JUSTIN CLARKE: Yes. In fact we took over from Hennie’s previous company and we took over the medical portfolio. OrbVest is much younger than that, just under two years. Effectively we have 25 buildings that are fully funded. We run Medical 26 at the moment. And some of those – incidentally, the early ones – were portfolios of buildings, and one of the offerings we have at the moment is actually the portfolio in Atlanta. So you can say that’s pretty much 25 buildings, with a value approaching just over $300 million and real estates under management.
The other interesting thing is that the dividends are now approaching $1 million per quarter that we distribute; and bear in mind a lot of that distribution happens to South Africans. That is our core investor market at the moment.
CIARAN RYAN: This is of course while we are talking – there is an interesting opportunity here. Dividends are paid out quarterly at the fixed rate I believe of 2% a quarter, which comes to 8% a year in US dollar terms, which would be quite attractive for a lot of people who are looking for that stable income return. Plus there is the uplift of a capital gain when the property is sold. And all of these properties, I understand, are ring-fenced, so you are not talking about a pooled portfolio, you are talking about ring-fenced properties that can be sold at various different times. Is that correct?
JUSTIN CLARKE: That’s a great way of putting it, Ciaran. Again, our approach was really, where do we put our money? If we were to invest overseas, where would we put it, and would we put it into a fund? Well, we all know there are some issues with funds. Would we put it into buying a house or a building of our own? Well, then you’ve got to maintain it and look after it, and of course you’ve got to deal with all the US’s very complicated tax structures.
So we’ve come out with a solution that really is designed for the investor. First of all, we say that we want to know what the risk is, so we take a building which we effectively acquire. Then we get investors to come and co-invest alongside us. And then we obviously erase the senior debt. Then we list it on a public bourse. So effectively it’s a listed company that owns one single building. That means that there is a prospectus, or we call it a property supplement, that is the mandate that you as shareholders would have for us to operate that company for a fixed period of five years, after which the mandate requires that we sell the building and share the capital gain.
So, the first thing is full transparency because it’s a listed company. The second thing is, because there is a property supplement, or a prospectus, every single tenant is disclosed – the rent, the rent per square foot that they are paying, and so forth. It’s all in that document.
And then, finally, it’s a fixed building.
You can literally – and we do actually do this, we do what we call buyers’ trips – you can go over there and touch the concrete. It’s a physical building that you co-own alongside us.
OrbVest manages it on your behalf for the period of the five years. At the end of the five-year period, that building is sold, and the profits of that building are distributed between OrbVest and the investors. That’s the very, very simple business model.
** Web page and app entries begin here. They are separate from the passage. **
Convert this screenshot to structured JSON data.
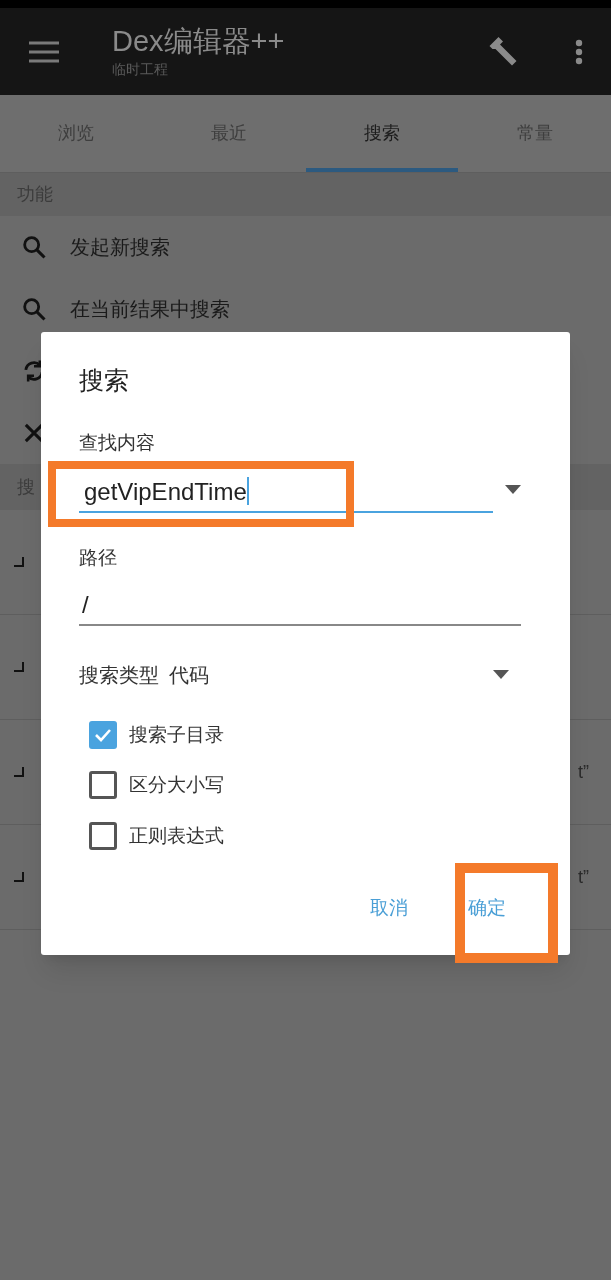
{
  "app_bar": {
    "title": "Dex编辑器++",
    "subtitle": "临时工程"
  },
  "tabs": [
    {
      "label": "浏览",
      "selected": false
    },
    {
      "label": "最近",
      "selected": false
    },
    {
      "label": "搜索",
      "selected": true
    },
    {
      "label": "常量",
      "selected": false
    }
  ],
  "functions": {
    "header": "功能",
    "items": [
      {
        "kind": "search",
        "label": "发起新搜索"
      },
      {
        "kind": "search",
        "label": "在当前结果中搜索"
      },
      {
        "kind": "refresh"
      },
      {
        "kind": "close"
      }
    ]
  },
  "results": {
    "header": "搜",
    "rows": [
      {},
      {},
      {
        "tail": "t”"
      },
      {
        "tail": "t”"
      }
    ]
  },
  "dialog": {
    "title": "搜索",
    "find_label": "查找内容",
    "find_value": "getVipEndTime",
    "path_label": "路径",
    "path_value": "/",
    "type_label": "搜索类型",
    "type_value": "代码",
    "options": [
      {
        "label": "搜索子目录",
        "checked": true
      },
      {
        "label": "区分大小写",
        "checked": false
      },
      {
        "label": "正则表达式",
        "checked": false
      }
    ],
    "buttons": [
      "取消",
      "确定"
    ]
  }
}
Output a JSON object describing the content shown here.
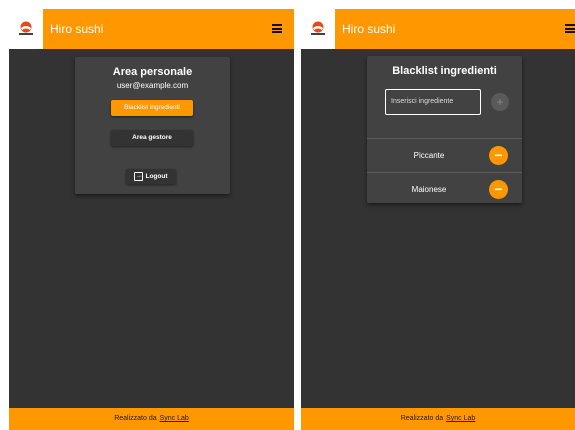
{
  "left_screen": {
    "header": {
      "brand": "Hiro sushi"
    },
    "profile": {
      "title": "Area personale",
      "email": "user@example.com",
      "blacklist_button": "Blacklist ingredienti",
      "manager_button": "Area gestore",
      "logout_button": "Logout"
    },
    "footer": {
      "text": "Realizzato da",
      "link": "Sync Lab"
    }
  },
  "right_screen": {
    "header": {
      "brand": "Hiro sushi"
    },
    "blacklist": {
      "title": "Blacklist ingredienti",
      "input_placeholder": "Inserisci ingrediente",
      "add_symbol": "+",
      "remove_symbol": "−",
      "items": [
        {
          "label": "Piccante"
        },
        {
          "label": "Maionese"
        }
      ]
    },
    "footer": {
      "text": "Realizzato da",
      "link": "Sync Lab"
    }
  },
  "colors": {
    "accent": "#ff9800",
    "background": "#333333",
    "card": "#424242"
  }
}
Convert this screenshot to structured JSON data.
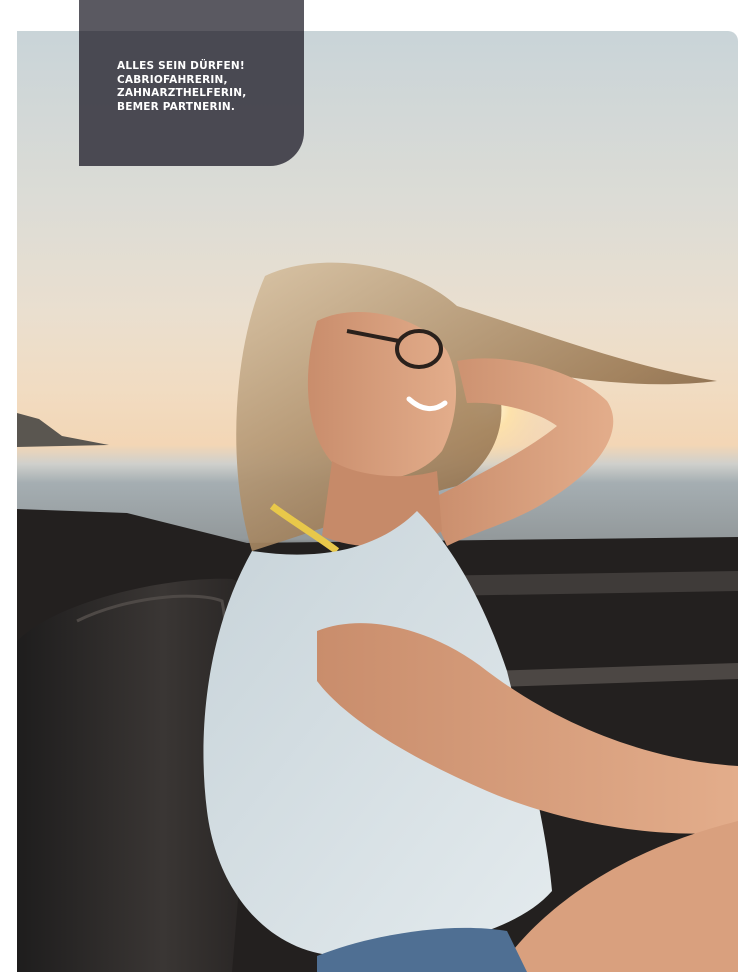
{
  "caption": {
    "lines": [
      "ALLES SEIN DÜRFEN!",
      "CABRIOFAHRERIN,",
      "ZAHNARZTHELFERIN,",
      "BEMER PARTNERIN."
    ]
  },
  "colors": {
    "caption_background": "#44434c",
    "caption_text": "#ffffff"
  }
}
It’s super-easy for somebody to make a decision, to make the investment because you know exactly what you are investing in. It’s completely tangible.
It’s different from a fund. A fund, bear in mind, is dependent on the market. If there is a correction, which we are kind of anticipating will happen at some stage, then the market will be subdued and your asset value will decrease, even though there is nothing wrong with the underlying building that was in that particular company.
So our listing is a closed fund; it is not effectively traded. So the value is underpinned by the value of the underlying asset. So it doesn’t really change in value.
CIARAN RYAN: Alright, Justin, we are going to leave it there for the moment, but we are going to pick up this subject in subsequent podcasts. For anybody who is interested to find out more, visit the website www.OrbVest.com. You’ll get more information there. Justin, thanks very much for joining us.
For more information, visit orbvest.com.
Brought to you by OrbVest.